“We do our best to influence the audience,” Ford said. “If it’s a long, boring piece we might kind of hiss.”
There are no auditions for the Pops. If there is an opening, personnel manager Cynthia Stokes asks around to find someone experienced and congenial. Lantz said the musician has to fit musically as well as personally.
“There are no divas in our group,” he said.
Pops musicians tend not to leave, unless they’re relocating.
Stokes has played flute with the Pops since 1975. She remembers playing the opening of the band shell, with a ribbon-cutting that stretched around the entire perimeter of the lake. She said the Pops is different from other orchestras.
“It’s more fun, and there is less pressure. It’s always a challenge because we only have one rehearsal for two programs of music,” she said.
When Erickson started playing trumpet with the Pops 25 seasons ago, she questioned the idea of giving up five weekends in the middle of summer. But she discovered musicians do it gladly, for decades.
“People in the orchestra are really fun and great colleagues,” she said. “It’s such a wonderful, positive thing.”
“It’s my favorite job of the year,” Ford said.
Minneapolis Pops Orchestra
When: June 27 thru July 26, Saturday at 7:30 p.m., Sunday at 5:30 p.m.
Where: Lake Harriet Band Shell
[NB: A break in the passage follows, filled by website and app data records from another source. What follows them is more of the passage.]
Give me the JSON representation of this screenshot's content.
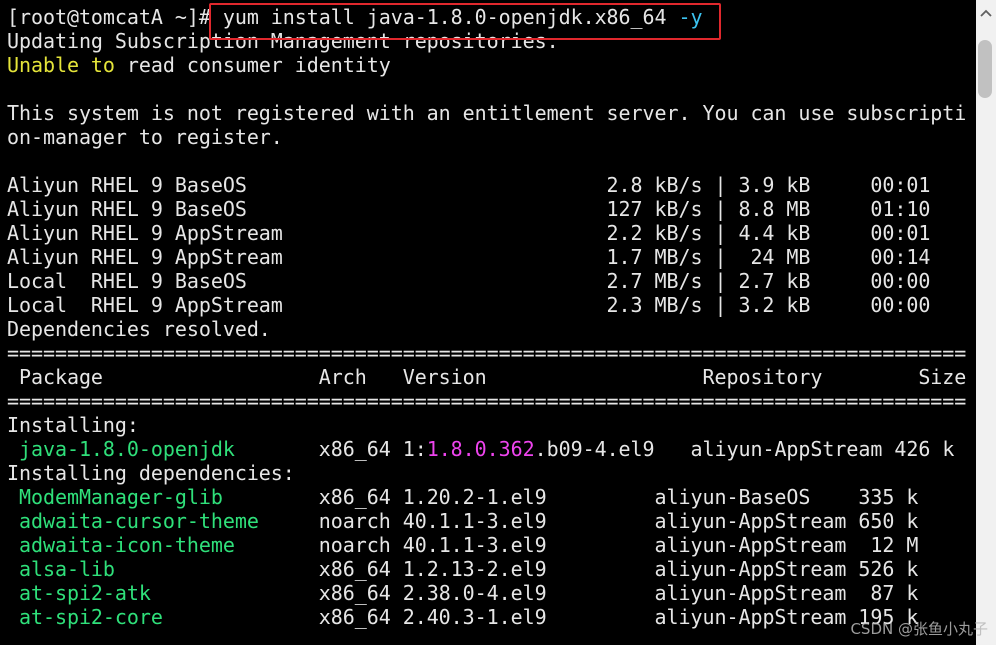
{
  "terminal": {
    "prompt": "[root@tomcatA ~]# ",
    "command": "yum install java-1.8.0-openjdk.x86_64 ",
    "command_flag": "-y",
    "output": {
      "line1": "Updating Subscription Management repositories.",
      "line2a": "Unable to",
      "line2b": " read consumer identity",
      "line3": "This system is not registered with an entitlement server. You can use subscripti",
      "line4": "on-manager to register."
    },
    "repos": [
      {
        "text": "Aliyun RHEL 9 BaseOS                              2.8 kB/s | 3.9 kB     00:01"
      },
      {
        "text": "Aliyun RHEL 9 BaseOS                              127 kB/s | 8.8 MB     01:10"
      },
      {
        "text": "Aliyun RHEL 9 AppStream                           2.2 kB/s | 4.4 kB     00:01"
      },
      {
        "text": "Aliyun RHEL 9 AppStream                           1.7 MB/s |  24 MB     00:14"
      },
      {
        "text": "Local  RHEL 9 BaseOS                              2.7 MB/s | 2.7 kB     00:00"
      },
      {
        "text": "Local  RHEL 9 AppStream                           2.3 MB/s | 3.2 kB     00:00"
      }
    ],
    "deps_resolved": "Dependencies resolved.",
    "separator": "================================================================================",
    "table_header": " Package                  Arch   Version                  Repository        Size",
    "installing_label": "Installing:",
    "main_package": {
      "name": " java-1.8.0-openjdk",
      "arch_pad": "       x86_64 1:",
      "version_highlight": "1.8.0.362",
      "version_rest": ".b09-4.el9   aliyun-AppStream 426 k"
    },
    "installing_deps_label": "Installing dependencies:",
    "dependencies": [
      {
        "name": " ModemManager-glib",
        "rest": "        x86_64 1.20.2-1.el9         aliyun-BaseOS    335 k"
      },
      {
        "name": " adwaita-cursor-theme",
        "rest": "     noarch 40.1.1-3.el9         aliyun-AppStream 650 k"
      },
      {
        "name": " adwaita-icon-theme",
        "rest": "       noarch 40.1.1-3.el9         aliyun-AppStream  12 M"
      },
      {
        "name": " alsa-lib",
        "rest": "                 x86_64 1.2.13-2.el9         aliyun-AppStream 526 k"
      },
      {
        "name": " at-spi2-atk",
        "rest": "              x86_64 2.38.0-4.el9         aliyun-AppStream  87 k"
      },
      {
        "name": " at-spi2-core",
        "rest": "             x86_64 2.40.3-1.el9         aliyun-AppStream 195 k"
      }
    ]
  },
  "watermark": "CSDN @张鱼小丸子",
  "colors": {
    "background": "#000000",
    "text": "#e6e6e6",
    "package_green": "#2fe07a",
    "warning_yellow": "#e5e53a",
    "version_magenta": "#ee44ee",
    "flag_cyan": "#3cc3f0",
    "highlight_red": "#e0282d"
  }
}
Find additional concert dates at Nicollet Island, Como Pavilion and Elliot Park at mplspops.org
Concert photos by Mike Peiffer